Often integrators and systems installers don’t think of wireless intrusion as a first option for a commercial customer. Historically, wireless intrusion solutions have been seen as unreliable, plagued by interference and offering a short battery life. But it’s time to reconsider wireless intrusion’s suitability for commerce and examine just what current systems have to offer, given recent technological advances.
Poor reliability and substantial interference have been the two biggest complaints about wireless intrusion. The introduction of frequency hopping within wireless devices has solved some of this. Frequency hopping allows an intrusion device to hop around channels within the specified frequency at a constant pace to find the clearest signal, making it difficult to hack or penetrate. Frequency hopping divides a large frequency band into 50 channels, which translates to less interference and increased reliability.
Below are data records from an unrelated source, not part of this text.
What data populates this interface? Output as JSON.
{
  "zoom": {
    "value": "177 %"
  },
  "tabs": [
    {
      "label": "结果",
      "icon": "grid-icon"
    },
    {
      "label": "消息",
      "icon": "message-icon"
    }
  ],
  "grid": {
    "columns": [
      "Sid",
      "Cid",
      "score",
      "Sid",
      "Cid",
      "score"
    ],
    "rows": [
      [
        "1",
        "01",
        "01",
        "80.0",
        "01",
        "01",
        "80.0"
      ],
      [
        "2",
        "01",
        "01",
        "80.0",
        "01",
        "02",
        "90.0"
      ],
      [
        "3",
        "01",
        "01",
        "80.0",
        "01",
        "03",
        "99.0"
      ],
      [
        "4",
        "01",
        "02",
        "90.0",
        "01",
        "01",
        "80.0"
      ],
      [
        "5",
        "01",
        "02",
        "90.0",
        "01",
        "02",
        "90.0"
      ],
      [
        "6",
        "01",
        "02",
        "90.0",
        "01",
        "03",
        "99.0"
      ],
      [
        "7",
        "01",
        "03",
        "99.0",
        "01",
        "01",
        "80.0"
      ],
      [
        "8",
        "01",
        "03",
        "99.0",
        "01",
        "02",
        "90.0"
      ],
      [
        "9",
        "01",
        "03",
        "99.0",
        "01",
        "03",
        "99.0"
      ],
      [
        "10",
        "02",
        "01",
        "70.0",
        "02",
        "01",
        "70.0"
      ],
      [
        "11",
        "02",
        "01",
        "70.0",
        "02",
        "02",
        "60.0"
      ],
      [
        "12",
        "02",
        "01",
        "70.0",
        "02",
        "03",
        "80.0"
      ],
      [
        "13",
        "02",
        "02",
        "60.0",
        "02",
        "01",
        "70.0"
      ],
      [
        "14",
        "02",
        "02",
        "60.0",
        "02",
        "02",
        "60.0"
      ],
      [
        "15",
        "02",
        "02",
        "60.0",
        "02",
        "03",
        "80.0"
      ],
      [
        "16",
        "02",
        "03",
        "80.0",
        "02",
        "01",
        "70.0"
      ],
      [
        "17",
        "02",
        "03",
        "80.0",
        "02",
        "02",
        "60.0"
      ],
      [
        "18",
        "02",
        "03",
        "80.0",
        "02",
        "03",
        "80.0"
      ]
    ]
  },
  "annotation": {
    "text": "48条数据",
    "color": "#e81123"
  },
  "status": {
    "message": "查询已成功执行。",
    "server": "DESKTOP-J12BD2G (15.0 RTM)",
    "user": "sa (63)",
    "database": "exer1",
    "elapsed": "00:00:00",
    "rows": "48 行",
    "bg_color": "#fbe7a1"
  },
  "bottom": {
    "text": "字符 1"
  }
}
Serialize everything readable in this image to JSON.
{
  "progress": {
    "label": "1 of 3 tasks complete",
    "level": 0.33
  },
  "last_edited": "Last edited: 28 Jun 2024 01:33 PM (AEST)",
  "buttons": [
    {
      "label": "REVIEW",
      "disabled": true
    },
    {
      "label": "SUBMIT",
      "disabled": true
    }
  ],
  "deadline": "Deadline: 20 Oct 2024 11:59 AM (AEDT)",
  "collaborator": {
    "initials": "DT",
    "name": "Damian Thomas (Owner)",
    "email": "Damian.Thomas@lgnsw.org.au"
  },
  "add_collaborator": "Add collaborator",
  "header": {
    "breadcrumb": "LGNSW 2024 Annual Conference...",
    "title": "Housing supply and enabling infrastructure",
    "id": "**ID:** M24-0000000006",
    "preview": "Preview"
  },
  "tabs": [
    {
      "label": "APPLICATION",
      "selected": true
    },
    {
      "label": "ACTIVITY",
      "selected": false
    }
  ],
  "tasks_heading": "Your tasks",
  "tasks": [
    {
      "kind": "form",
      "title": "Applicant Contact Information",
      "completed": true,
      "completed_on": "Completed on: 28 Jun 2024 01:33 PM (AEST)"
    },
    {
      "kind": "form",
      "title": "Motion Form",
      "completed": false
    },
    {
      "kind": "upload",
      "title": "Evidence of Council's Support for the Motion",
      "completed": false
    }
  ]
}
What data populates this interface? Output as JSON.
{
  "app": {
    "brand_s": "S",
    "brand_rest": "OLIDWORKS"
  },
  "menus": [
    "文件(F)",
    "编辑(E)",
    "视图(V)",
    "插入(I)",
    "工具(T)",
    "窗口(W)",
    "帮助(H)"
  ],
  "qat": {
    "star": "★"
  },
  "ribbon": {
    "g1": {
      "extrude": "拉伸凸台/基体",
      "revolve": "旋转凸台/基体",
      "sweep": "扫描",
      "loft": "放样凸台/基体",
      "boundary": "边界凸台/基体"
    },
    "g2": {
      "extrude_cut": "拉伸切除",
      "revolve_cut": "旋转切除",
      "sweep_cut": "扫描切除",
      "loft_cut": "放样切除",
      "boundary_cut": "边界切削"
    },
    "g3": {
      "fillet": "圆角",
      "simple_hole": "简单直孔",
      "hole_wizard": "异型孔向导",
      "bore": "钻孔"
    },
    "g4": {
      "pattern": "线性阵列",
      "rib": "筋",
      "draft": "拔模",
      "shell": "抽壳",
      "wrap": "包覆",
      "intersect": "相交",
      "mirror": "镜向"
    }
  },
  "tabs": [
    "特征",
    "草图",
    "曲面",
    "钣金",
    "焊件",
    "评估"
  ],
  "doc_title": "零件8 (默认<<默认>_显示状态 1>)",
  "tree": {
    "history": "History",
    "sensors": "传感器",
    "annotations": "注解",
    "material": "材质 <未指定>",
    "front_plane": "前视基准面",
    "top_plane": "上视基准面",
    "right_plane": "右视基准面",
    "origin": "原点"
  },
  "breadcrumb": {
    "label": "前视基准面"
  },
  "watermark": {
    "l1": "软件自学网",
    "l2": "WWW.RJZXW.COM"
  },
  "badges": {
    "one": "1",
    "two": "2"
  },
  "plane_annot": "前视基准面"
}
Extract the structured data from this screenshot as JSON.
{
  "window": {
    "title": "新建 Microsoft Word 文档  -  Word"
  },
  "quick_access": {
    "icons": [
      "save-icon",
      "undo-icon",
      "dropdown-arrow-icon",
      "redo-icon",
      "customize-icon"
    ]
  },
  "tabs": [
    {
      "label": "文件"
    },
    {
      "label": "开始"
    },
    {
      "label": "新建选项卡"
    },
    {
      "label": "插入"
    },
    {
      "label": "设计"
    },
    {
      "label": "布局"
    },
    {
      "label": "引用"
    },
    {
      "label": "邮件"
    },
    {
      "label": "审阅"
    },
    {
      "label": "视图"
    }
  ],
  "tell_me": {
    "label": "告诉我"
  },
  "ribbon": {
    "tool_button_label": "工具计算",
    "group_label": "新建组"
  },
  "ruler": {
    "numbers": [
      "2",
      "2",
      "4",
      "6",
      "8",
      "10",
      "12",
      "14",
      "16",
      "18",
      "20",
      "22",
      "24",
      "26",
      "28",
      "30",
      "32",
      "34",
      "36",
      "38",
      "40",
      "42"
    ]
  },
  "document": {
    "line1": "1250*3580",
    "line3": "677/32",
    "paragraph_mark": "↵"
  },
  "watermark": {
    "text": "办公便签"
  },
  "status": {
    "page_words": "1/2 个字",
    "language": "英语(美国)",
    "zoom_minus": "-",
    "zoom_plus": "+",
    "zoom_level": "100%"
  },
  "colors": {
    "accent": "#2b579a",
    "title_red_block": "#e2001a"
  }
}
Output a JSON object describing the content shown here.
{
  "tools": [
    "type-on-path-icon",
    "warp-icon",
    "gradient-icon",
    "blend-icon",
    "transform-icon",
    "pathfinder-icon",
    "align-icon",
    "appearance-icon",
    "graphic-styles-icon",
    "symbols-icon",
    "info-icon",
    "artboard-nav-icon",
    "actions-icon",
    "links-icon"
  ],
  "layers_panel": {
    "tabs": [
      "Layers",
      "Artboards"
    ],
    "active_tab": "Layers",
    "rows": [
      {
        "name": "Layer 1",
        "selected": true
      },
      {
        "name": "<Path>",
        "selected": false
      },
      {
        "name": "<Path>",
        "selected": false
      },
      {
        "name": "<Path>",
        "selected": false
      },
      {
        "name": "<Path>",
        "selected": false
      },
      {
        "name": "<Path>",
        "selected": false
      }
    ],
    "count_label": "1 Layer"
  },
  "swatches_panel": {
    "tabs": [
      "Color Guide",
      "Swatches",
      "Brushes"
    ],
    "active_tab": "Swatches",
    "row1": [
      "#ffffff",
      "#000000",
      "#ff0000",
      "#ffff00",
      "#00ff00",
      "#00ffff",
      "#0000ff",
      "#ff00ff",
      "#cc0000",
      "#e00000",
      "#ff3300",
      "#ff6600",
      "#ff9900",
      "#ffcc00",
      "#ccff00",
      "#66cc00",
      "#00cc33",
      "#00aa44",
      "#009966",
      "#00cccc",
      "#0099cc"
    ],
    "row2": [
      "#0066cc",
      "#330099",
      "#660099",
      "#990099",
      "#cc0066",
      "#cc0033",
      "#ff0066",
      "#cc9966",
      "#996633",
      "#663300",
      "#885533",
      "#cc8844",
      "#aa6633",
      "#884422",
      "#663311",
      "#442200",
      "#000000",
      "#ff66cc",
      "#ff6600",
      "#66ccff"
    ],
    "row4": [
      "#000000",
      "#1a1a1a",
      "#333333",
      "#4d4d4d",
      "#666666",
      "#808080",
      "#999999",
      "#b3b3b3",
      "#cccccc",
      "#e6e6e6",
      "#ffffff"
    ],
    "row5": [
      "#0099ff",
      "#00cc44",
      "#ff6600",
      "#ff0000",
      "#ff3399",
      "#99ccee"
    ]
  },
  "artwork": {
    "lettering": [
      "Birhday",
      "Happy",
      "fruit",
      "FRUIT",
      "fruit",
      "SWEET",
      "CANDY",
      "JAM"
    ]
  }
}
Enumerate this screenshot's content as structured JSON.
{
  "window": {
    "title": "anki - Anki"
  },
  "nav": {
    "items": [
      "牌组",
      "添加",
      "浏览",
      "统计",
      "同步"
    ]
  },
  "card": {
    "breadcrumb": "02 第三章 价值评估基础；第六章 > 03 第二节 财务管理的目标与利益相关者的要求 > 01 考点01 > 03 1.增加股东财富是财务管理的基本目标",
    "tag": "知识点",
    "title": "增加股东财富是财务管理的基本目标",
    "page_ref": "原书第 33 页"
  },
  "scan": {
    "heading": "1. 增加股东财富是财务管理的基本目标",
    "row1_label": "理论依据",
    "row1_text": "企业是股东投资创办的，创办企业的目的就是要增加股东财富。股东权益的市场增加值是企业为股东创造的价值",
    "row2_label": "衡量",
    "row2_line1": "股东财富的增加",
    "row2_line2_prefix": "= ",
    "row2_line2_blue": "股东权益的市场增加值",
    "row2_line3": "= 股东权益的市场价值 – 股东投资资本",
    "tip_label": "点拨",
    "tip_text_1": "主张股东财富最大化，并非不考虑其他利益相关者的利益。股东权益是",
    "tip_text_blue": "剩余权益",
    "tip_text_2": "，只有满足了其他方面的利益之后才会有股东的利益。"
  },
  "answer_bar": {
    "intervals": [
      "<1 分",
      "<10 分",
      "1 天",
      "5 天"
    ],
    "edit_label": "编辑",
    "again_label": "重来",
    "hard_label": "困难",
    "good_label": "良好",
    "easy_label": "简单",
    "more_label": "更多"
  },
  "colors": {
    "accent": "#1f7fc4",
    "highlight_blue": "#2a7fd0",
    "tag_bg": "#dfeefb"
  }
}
Adaptive path technology then finds the most efficient path to the intrusion panel so that, together with frequency hopping and 128-bit encryption, devices can communicate to one another easily and securely.
Another technology that benefits wireless intrusion is two-way synchronous communication or TDMA. With traditional one-way devices, there is no communication between an alarm device and the panel. Two-way devices allow for back and forth communication and result in less noise, which can be a problem when using a large number of devices.
Ease of installation and low maintenance are musts for the commercial intrusion market. The adaptability of cutting-edge wireless intrusion systems makes installation even easier. Already simple to install because wireless systems do not require installers to pull wire, installers can now install or update devices at any time. In addition, new technology in wireless devices can help an installer identify signal strength issues before mounting a sensor, for example.
Along with providing powerful analytic options and remote management, two-way communication makes maintenance and troubleshooting easier. Remote management allows installers and end users to solve problems without having to visit each device in person. Technology like this saves both the installer and end user time and money, providing faster troubleshooting and less down time.
The efficiency of all these advancements, including adaptive path technology and frequency hopping, results in battery savings. Battery power is no longer eaten up by signals that go nowhere or are inefficient, one-way communications. Plus these systems do not require high-capacity batteries. Add to this a longer batter life, typically five to eight years, and the user sees significant cost savings with wireless intrusion technology when it comes to battery power.
As technology in general has evolved, so too has wireless technology. Personal computers, which at one time required an Ethernet cord to connect to the Internet, now rely on wireless technology to transmit information. The same is true for the movies we watch, which can now be streamed wirelessly and directly to the television set.
As the use of wireless intrusion systems has grown it has provided the commercial user with the convenience of easier installation and maintenance, battery savings, and most importantly, high reliability. With these evolutions in technology and reliability, wireless intrusion is becoming not only a viable option in the commercial market, but could become the preferred choice of the future.